Capito admitted her original bill allowed for potential elimination of hunting or a decrease in the acreage upon which hunting would be permitted. If redesignated only as a National Park, the New River Gorge would require an unprecedented exception to NPS hunting rules. “Much less so with a National Park and Preserve,” explained Capito.
New River Gorge National River superintendent Lizzie Watts declined to comment before a new bill is officially introduced and before the NPS can weigh in on it as an agency. She did mention, however, that any redesignation would likely result in unspecified effects on operations.
Sam Chaber of the New River Gorge Trail Alliance thinks that may turn out for the best. “As a National River, we’re actually funded really well. At first, I don’t think that level will change, but maybe with more visitors, it will eventually get more money.”
Gene Kistler, owner of Water Stone Outdoors and president of the New River Alliance of Climbers (NRAC), echoed a sentiment that exists in pockets throughout the community and across recreational disciplines, namely that the New River Gorge needs some work to bring it up to the standards of the National Park brand. Kistler is especially concerned about trail quality. “I don’t want the New River Gorge to be the place where the National Park brand was diminished,” he said. “Clearly, we need foot traffic to keep our businesses open and thriving. The tendency in West Virginia is to look for silver bullets, when a bunch of copper bullets will do. I hope this is one of those.”

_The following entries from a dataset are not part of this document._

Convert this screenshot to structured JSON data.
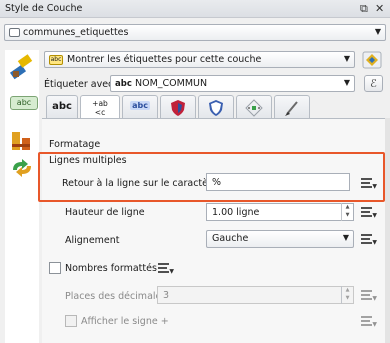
{
  "window": {
    "title": "Style de Couche",
    "float_icon": "restore-icon",
    "close_icon": "close-icon"
  },
  "layer_select": {
    "value": "communes_etiquettes"
  },
  "label_mode": {
    "value": "Montrer les étiquettes pour cette couche"
  },
  "label_with": {
    "label": "Étiqueter avec",
    "prefix": "abc",
    "value": "NOM_COMMUN",
    "expr_button": "ℰ"
  },
  "side_tab": {
    "label": "abc"
  },
  "tabs": [
    {
      "id": "text",
      "label": "abc",
      "icon": "text-icon"
    },
    {
      "id": "formatting",
      "label": "+ab <c",
      "icon": "formatting-icon"
    },
    {
      "id": "buffer",
      "label": "abc",
      "icon": "buffer-icon"
    },
    {
      "id": "background",
      "label": "",
      "icon": "background-shield-icon"
    },
    {
      "id": "shadow",
      "label": "",
      "icon": "shadow-icon"
    },
    {
      "id": "placement",
      "label": "",
      "icon": "placement-icon"
    },
    {
      "id": "rendering",
      "label": "",
      "icon": "rendering-brush-icon"
    }
  ],
  "formatting": {
    "heading": "Formatage",
    "multiline": {
      "heading": "Lignes multiples",
      "wrap_label": "Retour à la ligne sur le caractère",
      "wrap_value": "%",
      "line_height_label": "Hauteur de ligne",
      "line_height_value": "1.00 ligne",
      "alignment_label": "Alignement",
      "alignment_value": "Gauche"
    },
    "numbers": {
      "checkbox_label": "Nombres formattés",
      "decimals_label": "Places des décimales",
      "decimals_value": "3",
      "sign_label": "Afficher le signe +"
    }
  },
  "colors": {
    "highlight": "#e8572a",
    "background_shield": "#c0213a",
    "shadow_icon": "#3a5fb0",
    "placement_icon": "#3aa14a"
  }
}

[Stay tuned to Highland Outdoors for updates on this story – Editor.]